[Source records]
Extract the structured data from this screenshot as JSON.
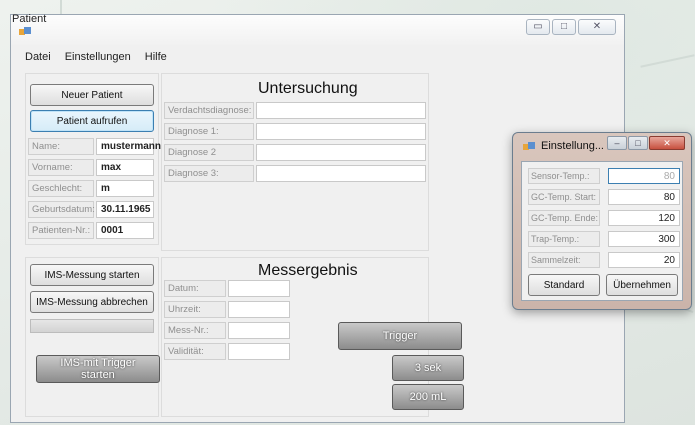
{
  "window": {
    "title": "Patient"
  },
  "menu": [
    "Datei",
    "Einstellungen",
    "Hilfe"
  ],
  "patient_panel": {
    "new_patient_btn": "Neuer Patient",
    "open_patient_btn": "Patient aufrufen",
    "fields": [
      {
        "label": "Name:",
        "value": "mustermann"
      },
      {
        "label": "Vorname:",
        "value": "max"
      },
      {
        "label": "Geschlecht:",
        "value": "m"
      },
      {
        "label": "Geburtsdatum:",
        "value": "30.11.1965"
      },
      {
        "label": "Patienten-Nr.:",
        "value": "0001"
      }
    ]
  },
  "exam_panel": {
    "heading": "Untersuchung",
    "fields": [
      {
        "label": "Verdachtsdiagnose:",
        "value": ""
      },
      {
        "label": "Diagnose 1:",
        "value": ""
      },
      {
        "label": "Diagnose 2",
        "value": ""
      },
      {
        "label": "Diagnose 3:",
        "value": ""
      }
    ]
  },
  "measure_controls": {
    "start_btn": "IMS-Messung starten",
    "abort_btn": "IMS-Messung abbrechen",
    "progress": 0,
    "trigger_start_btn": "IMS-mit Trigger starten"
  },
  "result_panel": {
    "heading": "Messergebnis",
    "fields": [
      {
        "label": "Datum:",
        "value": ""
      },
      {
        "label": "Uhrzeit:",
        "value": ""
      },
      {
        "label": "Mess-Nr.:",
        "value": ""
      },
      {
        "label": "Validität:",
        "value": ""
      }
    ],
    "trigger_btn": "Trigger",
    "seconds_btn": "3 sek",
    "volume_btn": "200 mL"
  },
  "settings_dialog": {
    "title": "Einstellung...",
    "rows": [
      {
        "label": "Sensor-Temp.:",
        "value": "80"
      },
      {
        "label": "GC-Temp. Start:",
        "value": "80"
      },
      {
        "label": "GC-Temp. Ende:",
        "value": "120"
      },
      {
        "label": "Trap-Temp.:",
        "value": "300"
      },
      {
        "label": "Sammelzeit:",
        "value": "20"
      }
    ],
    "standard_btn": "Standard",
    "apply_btn": "Übernehmen"
  }
}
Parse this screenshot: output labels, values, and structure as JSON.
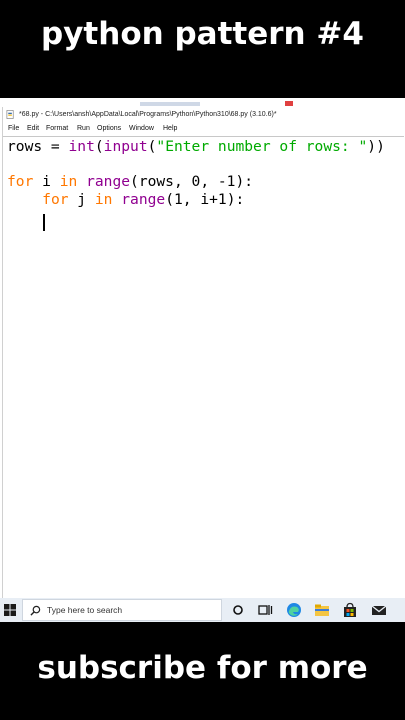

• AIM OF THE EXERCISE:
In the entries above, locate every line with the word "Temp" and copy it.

• RESULT:
        "label": "Sensor-Temp.:",
        "label": "GC-Temp. Start:",
        "label": "GC-Temp. Ende:",
        "label": "Trap-Temp.:",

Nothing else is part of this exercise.